A quick glance between the pair and Gus started a throbbing heartbeat that made you want to get up and move. Sol joined with a simple but compelling riff that he built and elaborated until everybody was up and dancing. At some apparent signal, a late-middleaged woman with silver shining proudly through her blonde hair, jumped up and supplied words to the melodies. Barkus didn't know what was happening or how many women he was dancing with but goddamn he was enjoying it! After what felt like hours, Sol and Gus relinquished the stage to a group of 20-somethings, Sol clutching his precious banjo, just in case anyone dared to ask for a lend. Gus had a quiet word with the enthusiastic 'drummer' of the group, after which the lad looked less enthusiastic and more interested in an instrument change. They got ambushed by the crowd on the way back to their seats, so Barkus took the opportunity to ask Jim something that had started to nag at him.
“Why did they each call the other 'Ol' One' earlier? Surely one is older than the other.” Jim, whilst polishing a glass in the finest of barkeeping tradition, shrugged.
“They were both born on the same day in the same year,” he rumbled at last. “Dunno what the times were so they're each as old as the other.” Barkus looked at the pair. The short, ever-smiling Sol, looking like he got a joke that no-one else even knew existed, and the tall, stoic Gus who seemed like a thunderstorm could break on his back and he wouldn't turn a hair.
“Proof that Astrology doesn't mean squat then,” he laughed, turning back. Jim's hands ceased their polishing on a glass that gleamed.
“Well no-one knows where they came from, much less their birthplace and apparently even they don't know what time they were born,” Jim told him with a frown that Barkus didn't see as he tried to keep a bug from getting into his beer and resorted to smooshing it on the side of the bottle.
“They're not from here?” he asked in surprise as he wiped his hand on his jeans. He looked back at the slowly-advancing pair. In his tiny hometown at least, 'strangers' had to be really special to get treatment like that and he expected it was the same here.

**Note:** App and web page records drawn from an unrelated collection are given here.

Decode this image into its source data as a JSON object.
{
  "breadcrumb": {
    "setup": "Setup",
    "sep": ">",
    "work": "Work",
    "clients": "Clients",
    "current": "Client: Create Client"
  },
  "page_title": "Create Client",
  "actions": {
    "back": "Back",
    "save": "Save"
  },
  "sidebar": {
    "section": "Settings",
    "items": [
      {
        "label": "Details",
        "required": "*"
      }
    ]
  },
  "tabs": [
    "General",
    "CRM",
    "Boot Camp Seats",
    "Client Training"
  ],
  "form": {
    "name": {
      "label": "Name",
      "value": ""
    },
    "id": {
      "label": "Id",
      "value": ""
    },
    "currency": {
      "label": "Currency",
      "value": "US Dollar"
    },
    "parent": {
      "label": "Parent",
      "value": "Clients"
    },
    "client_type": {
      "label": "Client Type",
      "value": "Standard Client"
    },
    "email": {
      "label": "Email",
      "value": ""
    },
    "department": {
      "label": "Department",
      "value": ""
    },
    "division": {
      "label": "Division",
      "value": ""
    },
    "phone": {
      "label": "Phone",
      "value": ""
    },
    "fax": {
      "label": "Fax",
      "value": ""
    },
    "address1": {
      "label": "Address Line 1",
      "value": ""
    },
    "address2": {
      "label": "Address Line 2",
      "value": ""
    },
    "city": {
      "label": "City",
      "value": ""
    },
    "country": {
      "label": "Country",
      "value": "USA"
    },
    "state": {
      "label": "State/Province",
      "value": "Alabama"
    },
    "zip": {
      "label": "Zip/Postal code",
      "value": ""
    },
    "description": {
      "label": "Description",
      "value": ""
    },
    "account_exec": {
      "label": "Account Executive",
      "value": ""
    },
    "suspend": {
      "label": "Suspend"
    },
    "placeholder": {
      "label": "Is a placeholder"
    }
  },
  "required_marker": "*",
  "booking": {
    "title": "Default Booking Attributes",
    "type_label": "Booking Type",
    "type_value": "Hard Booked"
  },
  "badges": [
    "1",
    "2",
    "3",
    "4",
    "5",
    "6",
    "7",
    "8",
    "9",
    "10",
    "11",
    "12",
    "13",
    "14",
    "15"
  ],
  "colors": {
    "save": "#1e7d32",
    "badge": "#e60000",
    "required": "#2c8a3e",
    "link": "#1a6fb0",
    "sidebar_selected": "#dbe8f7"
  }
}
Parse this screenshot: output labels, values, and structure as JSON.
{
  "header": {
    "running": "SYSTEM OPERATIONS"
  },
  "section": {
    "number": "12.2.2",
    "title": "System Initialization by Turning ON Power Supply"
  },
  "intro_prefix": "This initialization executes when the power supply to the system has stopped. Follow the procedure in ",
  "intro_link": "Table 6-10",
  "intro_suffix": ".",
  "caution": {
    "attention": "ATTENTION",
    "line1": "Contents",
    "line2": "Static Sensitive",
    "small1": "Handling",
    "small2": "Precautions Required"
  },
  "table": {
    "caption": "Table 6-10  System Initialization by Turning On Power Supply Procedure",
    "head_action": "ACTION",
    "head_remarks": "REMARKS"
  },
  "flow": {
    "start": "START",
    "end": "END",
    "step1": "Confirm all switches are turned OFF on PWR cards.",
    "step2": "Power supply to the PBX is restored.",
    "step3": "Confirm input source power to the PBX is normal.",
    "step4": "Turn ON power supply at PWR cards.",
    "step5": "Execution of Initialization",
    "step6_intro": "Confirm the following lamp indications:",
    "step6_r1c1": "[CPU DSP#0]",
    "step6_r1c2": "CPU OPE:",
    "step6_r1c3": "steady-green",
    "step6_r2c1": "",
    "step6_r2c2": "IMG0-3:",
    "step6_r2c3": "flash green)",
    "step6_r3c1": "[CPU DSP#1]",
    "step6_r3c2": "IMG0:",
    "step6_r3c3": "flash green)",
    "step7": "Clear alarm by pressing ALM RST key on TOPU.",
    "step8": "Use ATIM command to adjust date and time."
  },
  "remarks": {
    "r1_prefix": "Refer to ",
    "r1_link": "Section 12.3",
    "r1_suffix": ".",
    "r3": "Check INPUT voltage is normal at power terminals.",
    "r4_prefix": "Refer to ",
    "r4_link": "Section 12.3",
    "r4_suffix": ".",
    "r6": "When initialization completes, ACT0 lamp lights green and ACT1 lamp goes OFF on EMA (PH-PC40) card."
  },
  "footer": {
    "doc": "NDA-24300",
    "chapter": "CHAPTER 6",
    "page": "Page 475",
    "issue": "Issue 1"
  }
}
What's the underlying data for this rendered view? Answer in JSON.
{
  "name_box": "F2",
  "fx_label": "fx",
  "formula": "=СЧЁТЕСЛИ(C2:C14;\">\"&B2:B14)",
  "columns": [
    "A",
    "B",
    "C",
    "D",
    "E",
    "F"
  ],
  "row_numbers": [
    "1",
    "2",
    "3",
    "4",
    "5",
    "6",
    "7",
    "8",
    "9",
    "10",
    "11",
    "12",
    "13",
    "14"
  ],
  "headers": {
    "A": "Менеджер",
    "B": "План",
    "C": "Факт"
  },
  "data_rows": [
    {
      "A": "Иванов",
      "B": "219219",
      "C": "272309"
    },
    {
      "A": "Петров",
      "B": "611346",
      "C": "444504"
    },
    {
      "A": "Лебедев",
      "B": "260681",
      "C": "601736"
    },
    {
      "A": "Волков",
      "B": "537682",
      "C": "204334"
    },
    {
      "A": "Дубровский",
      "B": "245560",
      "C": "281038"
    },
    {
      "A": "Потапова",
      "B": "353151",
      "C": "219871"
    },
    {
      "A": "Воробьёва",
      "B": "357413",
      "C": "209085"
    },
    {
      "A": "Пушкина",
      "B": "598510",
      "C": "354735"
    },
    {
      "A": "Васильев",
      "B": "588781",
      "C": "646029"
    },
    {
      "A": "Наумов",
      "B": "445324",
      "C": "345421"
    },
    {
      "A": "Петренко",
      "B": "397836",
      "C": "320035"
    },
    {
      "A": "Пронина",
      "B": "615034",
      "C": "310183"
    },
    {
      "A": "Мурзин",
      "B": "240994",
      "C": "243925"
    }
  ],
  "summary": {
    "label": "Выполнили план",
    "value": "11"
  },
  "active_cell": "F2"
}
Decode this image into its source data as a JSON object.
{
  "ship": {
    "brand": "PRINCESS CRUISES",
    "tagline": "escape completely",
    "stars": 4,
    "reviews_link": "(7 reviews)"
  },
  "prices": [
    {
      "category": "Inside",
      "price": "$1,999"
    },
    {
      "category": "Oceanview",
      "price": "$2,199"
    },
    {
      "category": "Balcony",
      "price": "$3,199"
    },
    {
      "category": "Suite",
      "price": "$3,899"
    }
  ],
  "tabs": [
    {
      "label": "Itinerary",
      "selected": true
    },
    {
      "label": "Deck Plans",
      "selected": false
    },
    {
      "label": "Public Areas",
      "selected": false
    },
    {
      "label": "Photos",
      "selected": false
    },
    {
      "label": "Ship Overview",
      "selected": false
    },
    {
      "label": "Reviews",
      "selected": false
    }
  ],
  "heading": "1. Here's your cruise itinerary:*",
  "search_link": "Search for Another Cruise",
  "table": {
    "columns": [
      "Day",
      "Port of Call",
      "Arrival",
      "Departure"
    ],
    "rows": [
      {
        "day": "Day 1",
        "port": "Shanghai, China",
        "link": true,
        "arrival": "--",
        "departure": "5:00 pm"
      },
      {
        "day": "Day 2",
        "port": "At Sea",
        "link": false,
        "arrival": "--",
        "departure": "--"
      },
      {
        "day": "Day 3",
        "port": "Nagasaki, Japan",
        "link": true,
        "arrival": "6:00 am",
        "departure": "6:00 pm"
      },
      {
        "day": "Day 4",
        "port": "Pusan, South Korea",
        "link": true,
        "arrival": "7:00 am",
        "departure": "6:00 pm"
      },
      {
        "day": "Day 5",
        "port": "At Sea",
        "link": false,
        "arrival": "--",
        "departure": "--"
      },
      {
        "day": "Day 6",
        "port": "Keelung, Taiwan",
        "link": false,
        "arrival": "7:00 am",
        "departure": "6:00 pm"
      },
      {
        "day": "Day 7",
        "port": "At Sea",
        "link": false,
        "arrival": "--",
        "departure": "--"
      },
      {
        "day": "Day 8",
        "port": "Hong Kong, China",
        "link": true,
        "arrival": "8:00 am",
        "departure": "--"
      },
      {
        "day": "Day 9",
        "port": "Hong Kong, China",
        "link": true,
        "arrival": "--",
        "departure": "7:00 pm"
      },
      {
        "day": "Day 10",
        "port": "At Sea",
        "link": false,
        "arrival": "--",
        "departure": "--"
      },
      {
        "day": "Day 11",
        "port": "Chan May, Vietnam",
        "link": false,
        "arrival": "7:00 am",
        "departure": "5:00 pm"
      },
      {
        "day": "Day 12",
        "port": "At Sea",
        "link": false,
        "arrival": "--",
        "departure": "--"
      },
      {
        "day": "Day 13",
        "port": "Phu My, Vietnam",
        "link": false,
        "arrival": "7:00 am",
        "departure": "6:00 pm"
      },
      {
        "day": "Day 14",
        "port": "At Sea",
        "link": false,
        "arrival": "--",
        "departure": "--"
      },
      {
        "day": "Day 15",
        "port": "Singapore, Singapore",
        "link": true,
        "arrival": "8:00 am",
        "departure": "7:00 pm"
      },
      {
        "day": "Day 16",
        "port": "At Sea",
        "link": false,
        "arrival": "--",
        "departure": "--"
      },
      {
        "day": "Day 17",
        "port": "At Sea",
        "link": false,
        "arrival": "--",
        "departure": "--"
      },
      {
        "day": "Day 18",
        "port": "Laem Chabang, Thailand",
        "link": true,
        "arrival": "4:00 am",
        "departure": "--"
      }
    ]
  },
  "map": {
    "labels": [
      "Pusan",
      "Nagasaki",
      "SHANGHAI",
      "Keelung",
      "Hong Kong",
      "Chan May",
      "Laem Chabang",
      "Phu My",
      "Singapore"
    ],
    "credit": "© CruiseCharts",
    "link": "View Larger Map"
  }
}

“Nope, they're blow-ins,” Jim acknowledged another customer and started pouring out a rum and coke -by eye of course- but continued talking to Barkus. “Sol arrived in one day about 20 years ago from the south somewhere and about a week later, Gus arrived out of the north. Neither ever said where they'd come from despite all the gossip's questions and I never asked. None of my business. They're here now and they're good men.” Barkus frowned.
“But how do you know what they got up to before they arrived up here?” Jim's frown returned with emphasis, but the words were out of Barkus' mouth before he could bite them back. “How do you know what they're running from?” Jim looked over at Sol and Gus in the middle of his bar, laughing and joking with his customers, then looked at Barkus, then leaned over the counter. It was all Barkus could do not to scuttle backwards. Jim was b-i-i-ig.
“Who said they're running? And as I said,” Jim growled a bare six inches from Barkus' face. “They're good men.” He pulled back, shook his head and carried the rum and coke to its waiting recipient while Barkus tried not to look relieved as Sol and Gus returned.
“So what did Jim have to say then?” Sol asked as they sat back down on either side of Barkus.
“Jim's not into Astrology, is he?” Barkus asked instead, taking a slug of beer, for some reason his throat was very dry. Sol whistled and Gus grimaced.
“You didn't get into that did you?” Gus shook his head. “You poor bastard.”